Clinton Sanders Vermont 1.0% 99.0% Oklahoma 57.7% 42.3% Colorado 63.4% 36.6% Minnesota 72.1% 27.9% Massachusetts 78.6% 21.4% Texas 98.0% 2.0% Virginia 98.0% 2.0% Arkansas 99.0% 1.0% Tennessee 99.0% 1.0% Alabama 99.0% 1.0% Georgia 99.0% 1.0%
Oklahoma has bounced around quite a bit in reaction to polls. The most recently released poll has Clinton +9, but it also a huge 29% undecided which doesn’t seem right this close to the election.
I’m not sure why Colorado has shifted so much. One argument presented in the PredictIt comments thread is that Eastern time zone states might be called as big wins for Clinton before the caucus even starts in Colorado and that this will depress Sanders turn out. I’m not sure I buy that.
I’m in Colorado, and will caucus for Clinton tonight. I am a middle-aged, over-educated, upper middle class white person, as are most of my friends here in Boulder. My wife is undecided between Clinton and Sanders, and I’d say my friends are split, with a slight bias toward Clinton. We’ve received one in-person contact from a Clinton canvasser, none from Sanders, but I think Sanders is stronger in the neighborhoods closer to the CU campus.
Looks like it will be very close.
Interesting to see on Facebook that when Bernie babies post their copy and paste spam into the comments section of news articles, they’re getting a lot of angry feedback.
I can hope that it’s a sign that Bernie is crushed on Super Tuesday and only takes Vermont
I am also in CO, but I’m not from here and almost no one I work with is either. I’ll be caucusing for Clinton and the only other person that I know is caucusing is going for Sanders.

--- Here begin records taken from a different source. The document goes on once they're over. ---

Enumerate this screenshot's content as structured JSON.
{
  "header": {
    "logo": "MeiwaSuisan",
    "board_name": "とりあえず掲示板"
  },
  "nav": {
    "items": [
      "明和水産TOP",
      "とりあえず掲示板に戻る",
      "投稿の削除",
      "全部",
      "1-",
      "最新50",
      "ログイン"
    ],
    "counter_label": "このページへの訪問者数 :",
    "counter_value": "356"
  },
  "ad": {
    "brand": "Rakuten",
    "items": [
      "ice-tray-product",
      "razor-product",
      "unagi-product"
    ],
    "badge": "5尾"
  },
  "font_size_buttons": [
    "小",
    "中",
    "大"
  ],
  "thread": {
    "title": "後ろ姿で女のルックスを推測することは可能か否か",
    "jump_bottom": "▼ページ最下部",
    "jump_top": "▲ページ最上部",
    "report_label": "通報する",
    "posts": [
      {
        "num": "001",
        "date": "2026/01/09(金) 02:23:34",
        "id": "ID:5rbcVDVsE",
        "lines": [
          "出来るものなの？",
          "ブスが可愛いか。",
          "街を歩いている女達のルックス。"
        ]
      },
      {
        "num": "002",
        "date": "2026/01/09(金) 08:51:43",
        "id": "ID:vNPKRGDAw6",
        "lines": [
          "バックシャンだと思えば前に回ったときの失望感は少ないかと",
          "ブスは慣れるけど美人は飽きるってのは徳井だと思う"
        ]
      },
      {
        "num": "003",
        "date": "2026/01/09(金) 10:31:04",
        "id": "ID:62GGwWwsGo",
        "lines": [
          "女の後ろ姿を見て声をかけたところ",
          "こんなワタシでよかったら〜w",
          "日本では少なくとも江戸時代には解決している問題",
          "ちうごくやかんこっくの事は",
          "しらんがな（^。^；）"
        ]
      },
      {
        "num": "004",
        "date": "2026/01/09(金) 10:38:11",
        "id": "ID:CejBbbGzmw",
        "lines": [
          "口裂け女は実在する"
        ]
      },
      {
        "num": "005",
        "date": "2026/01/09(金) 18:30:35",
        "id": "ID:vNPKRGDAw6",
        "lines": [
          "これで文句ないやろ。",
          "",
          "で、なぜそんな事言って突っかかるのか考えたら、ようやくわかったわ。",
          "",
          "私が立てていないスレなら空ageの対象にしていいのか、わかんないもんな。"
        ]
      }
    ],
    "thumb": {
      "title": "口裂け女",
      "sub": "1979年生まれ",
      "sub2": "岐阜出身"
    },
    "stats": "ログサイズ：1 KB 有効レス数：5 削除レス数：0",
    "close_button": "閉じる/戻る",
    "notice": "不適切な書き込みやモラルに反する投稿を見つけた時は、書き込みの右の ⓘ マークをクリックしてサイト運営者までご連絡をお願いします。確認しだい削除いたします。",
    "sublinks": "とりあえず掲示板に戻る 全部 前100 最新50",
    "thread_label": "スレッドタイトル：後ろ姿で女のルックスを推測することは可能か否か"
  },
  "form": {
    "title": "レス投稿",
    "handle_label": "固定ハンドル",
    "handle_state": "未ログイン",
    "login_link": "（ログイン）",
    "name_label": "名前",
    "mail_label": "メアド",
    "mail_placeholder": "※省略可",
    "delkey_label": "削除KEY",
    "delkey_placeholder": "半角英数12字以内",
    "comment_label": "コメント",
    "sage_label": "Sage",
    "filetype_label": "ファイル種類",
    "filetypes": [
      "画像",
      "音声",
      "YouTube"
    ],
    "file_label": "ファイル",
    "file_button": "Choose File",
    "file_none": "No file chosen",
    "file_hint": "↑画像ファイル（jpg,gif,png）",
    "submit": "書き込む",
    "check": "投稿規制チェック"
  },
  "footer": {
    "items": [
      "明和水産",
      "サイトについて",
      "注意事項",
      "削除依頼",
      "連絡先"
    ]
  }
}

I have not been contacted by either campaign.
I’m in Lakewood and work in Westminster.
Around 1,200 CU chemistry students can get out of an exam today if the caucus and provide a selfie verifying that they caucused.
This may help Sanders.
Sanders is the only candidate of either party who has not campaigned at all in Tennessee. I haven’t even seen a TV ad for him, and I’ve seen several for Clinton. So my point is giving him a 1% chance to win is absurdly optimistic.
I read somewhere that Sanders is only running TV ads in five Super Tuesday states: CO, MA, MN, OK, and VT.